It sounds simple but, when this isn’t gelling as much as it ought to, you can expect Ofsted to jump on it during an inspection. For example, ‘…the self-assessment report is inaccurate. It has underestimated the impact of weaknesses in teaching, learning and assessment for apprentices. Consequently, leaders and managers have not set effective actions for improvement.’
It can sometimes be unclear what the measurable impact an activity is designed to have on the learners is. If this is the case, hitting the reset button and considering, ‘So what?’ can be beneficial in flushing out the desired impact. What drove the action from the SAR? Is it to support a move from the framework to the standard? Improve apprenticeship outcomes? Respond to learner feedback? What data would you use to demonstrate achievement if the objective has had a positive impact?
The bottom up – top down approach
A SAR needs to be driven by individual teams or departments rather than written at an organisational level before being cascaded down to junior members of the team. When writing the improvement plan, it makes sense to do the opposite – identify key strategic themes for improvement and allow departmental teams to populate the specific actions as relevant to them.
The rationale for this is to avoid improvement plans becoming overly tactical and, while such actions may be necessarily operational, you are looking for people to focus attention where the impact will be most felt. An Ofsted report from July 2017 states: ‘Leaders and managers have implemented well thought-out improvement strategies, which they have applied rigorously to rapidly improve the quality of the provision’.
Keep it short and sweet
The principle of a focused plan remains important. In our experience, the longer and more complex the plan, the harder it is to survive first contact and identify impact – and the greater the chance it simply ends up as a paper exercise. It becomes too time-consuming to review in detail and becomes a job in its own right to update. This links to the previous point: what organisational priorities need to be identified via the self-assessment process?

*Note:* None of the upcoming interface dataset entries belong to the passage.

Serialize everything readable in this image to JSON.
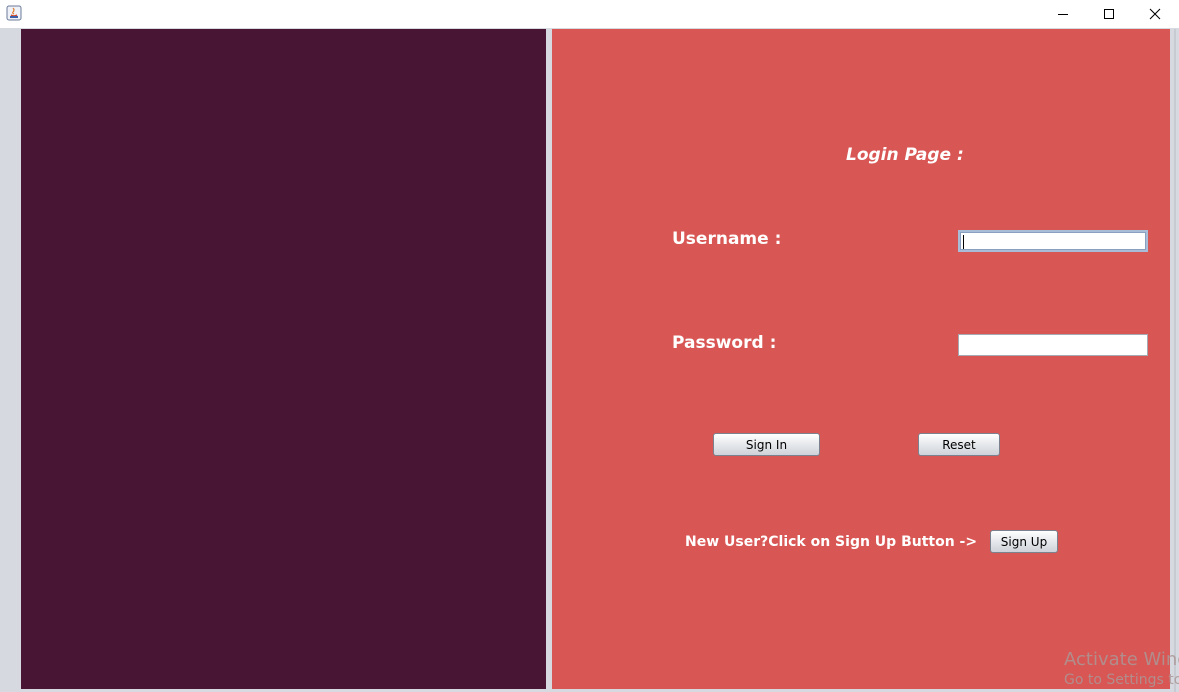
{
  "window": {
    "controls": {
      "minimize_icon": "minimize-icon",
      "maximize_icon": "maximize-icon",
      "close_icon": "close-icon"
    }
  },
  "colors": {
    "left_panel": "#481534",
    "right_panel": "#d85654",
    "frame": "#d6d9df",
    "text": "#ffffff"
  },
  "login": {
    "title": "Login Page :",
    "username_label": "Username :",
    "username_value": "",
    "password_label": "Password :",
    "password_value": "",
    "signin_label": "Sign In",
    "reset_label": "Reset",
    "signup_hint": "New User?Click on Sign Up Button ->",
    "signup_label": "Sign Up"
  },
  "watermark": {
    "line1": "Activate Windows",
    "line2": "Go to Settings to activate Windows."
  }
}
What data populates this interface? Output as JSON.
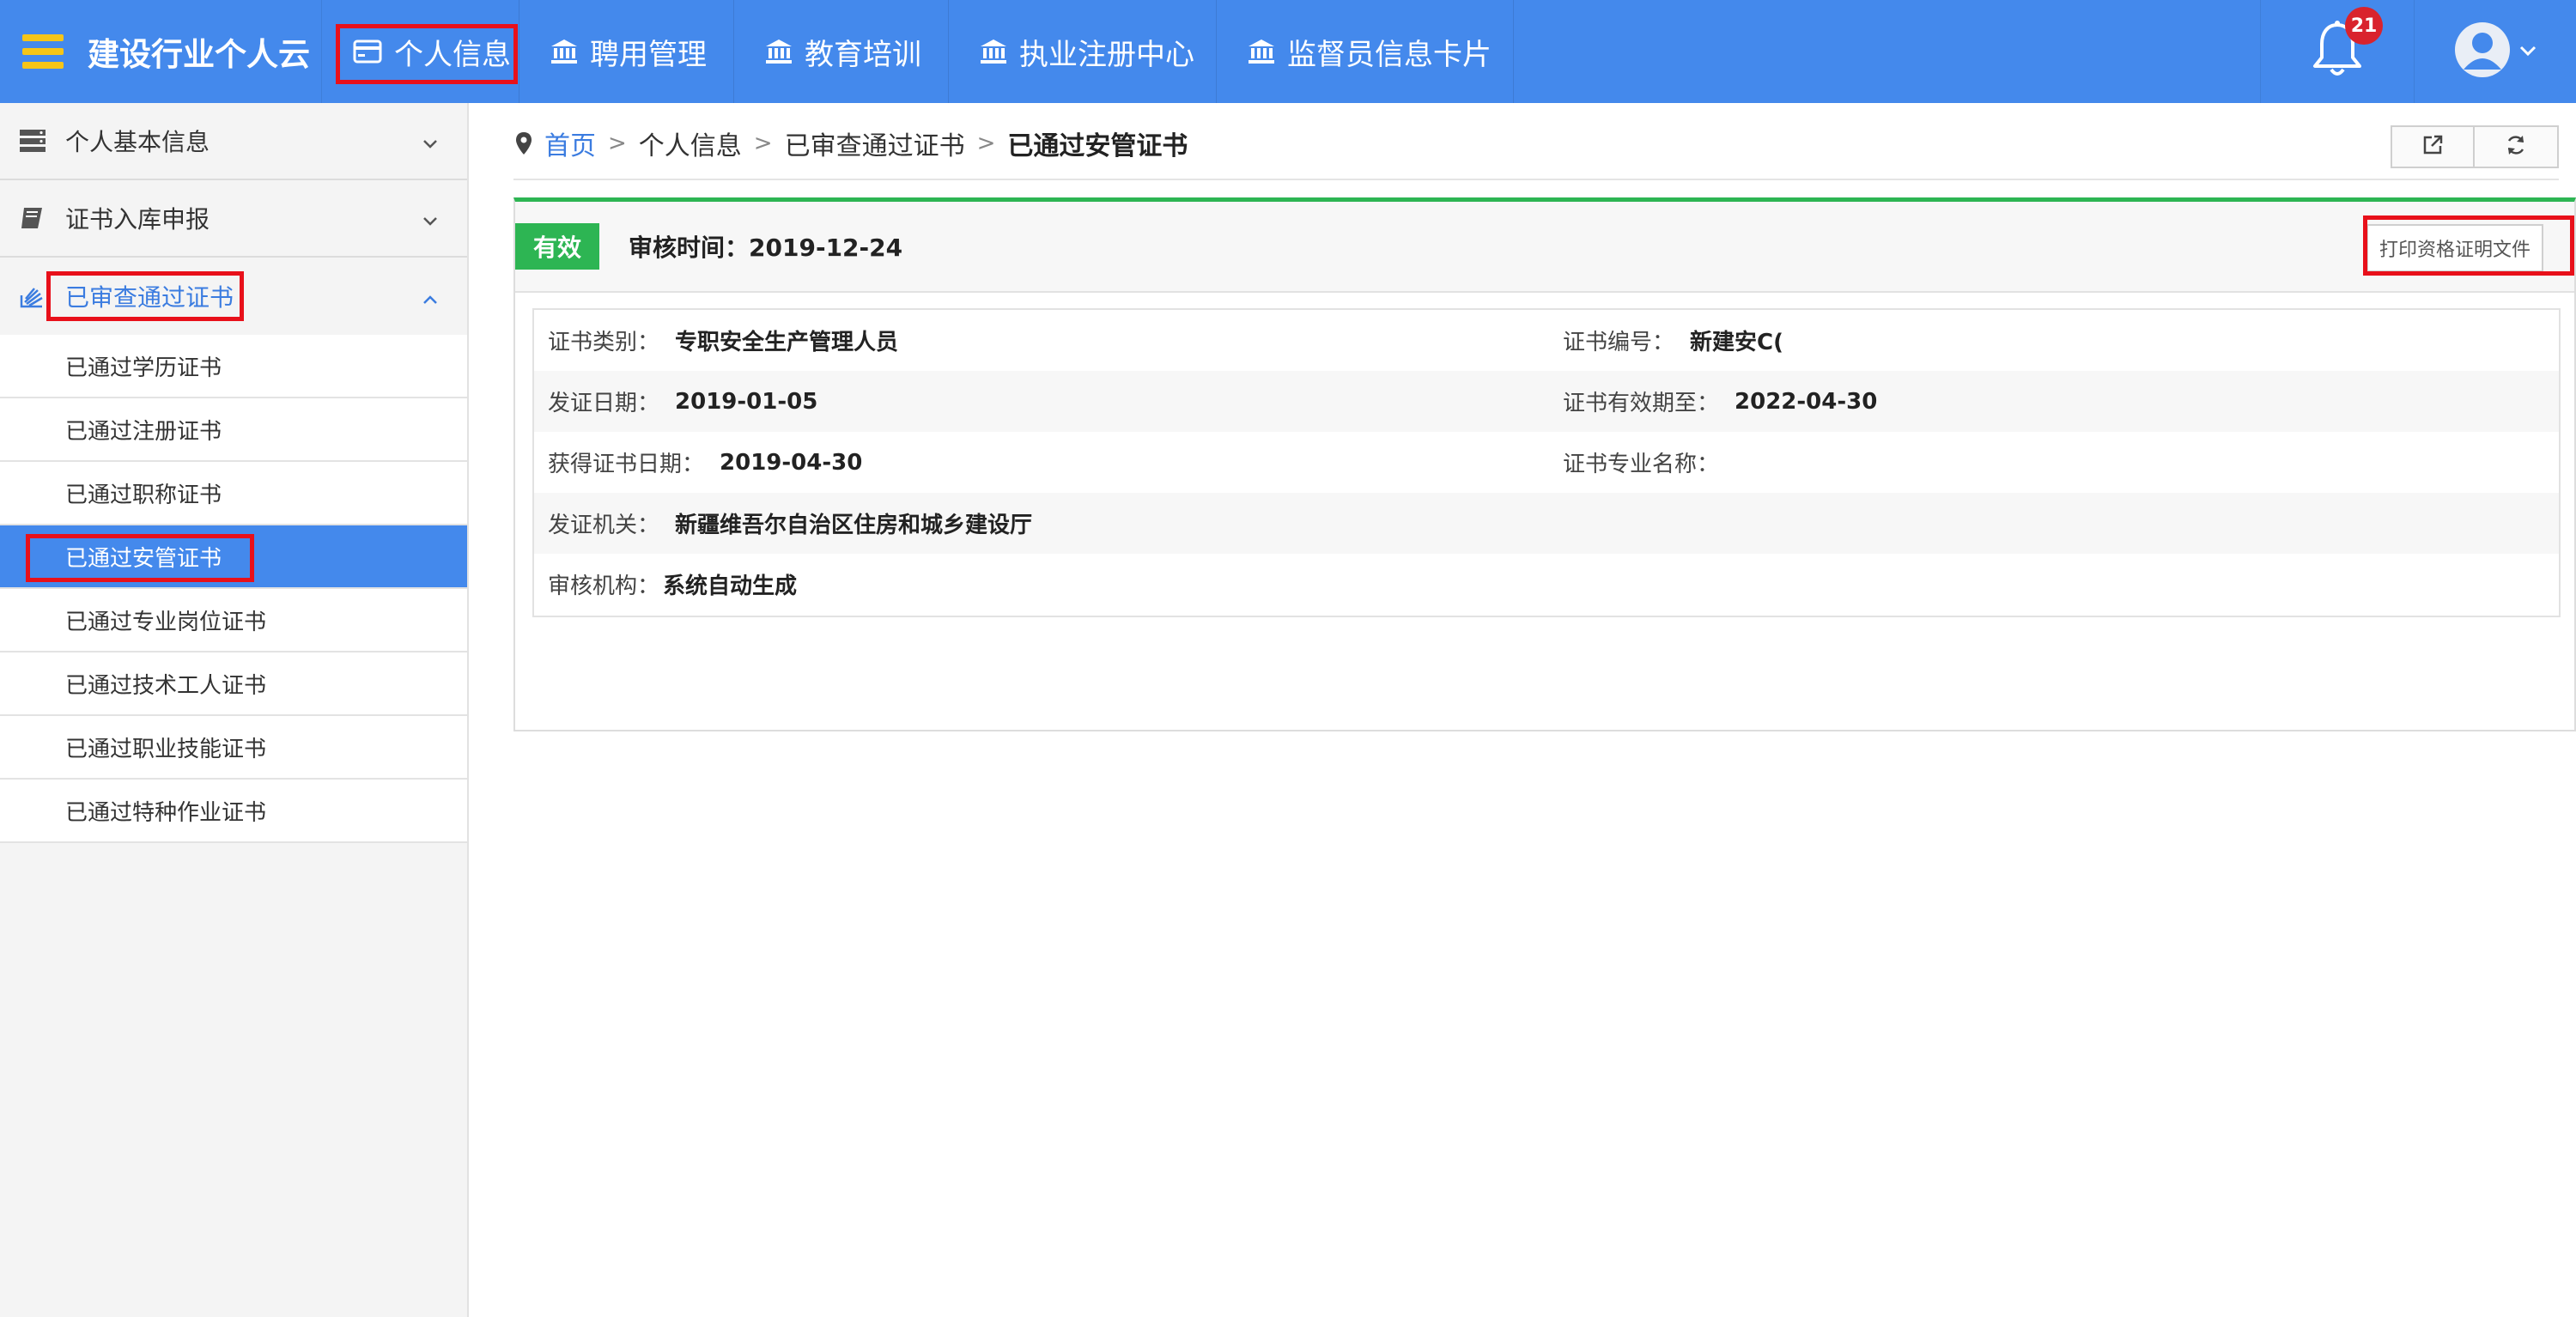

What activities – because you don’t have time to do them all – will have the greatest impact on delivering meaningful change?
It can be too easy to allocate a whole department or multiple people specific actions; avoid this and generate clarity by assigning individuals against improvement plan themes and activities. This will help to avoid tasks falling between the cracks as well as ensuring a clear link between organisational improvement and individual performance objectives and targets – the proverbial golden thread.
When improvement planning is done well we see judgments like this in an inspection report: ‘Action planning for improvement has been very effective. Staff at all levels take responsibility for ensuring that they carry out improvements promptly and that learners benefit from the impact of these actions. The self-assessment report correctly identifies almost all of the provider’s strengths and areas for improvement. As a consequence, leaders’ self-assessment judgments for all aspects of provision matched those given by inspectors.’
It’s clear that brevity, probity and clarity are all key in producing an effective quality improvement plan. Consider also that, when you are inspected, the Ofsted team only have a short time to assess and review you so a simpler, more holistic approach can pay dividends when it comes to effective evaluation and improvement planning.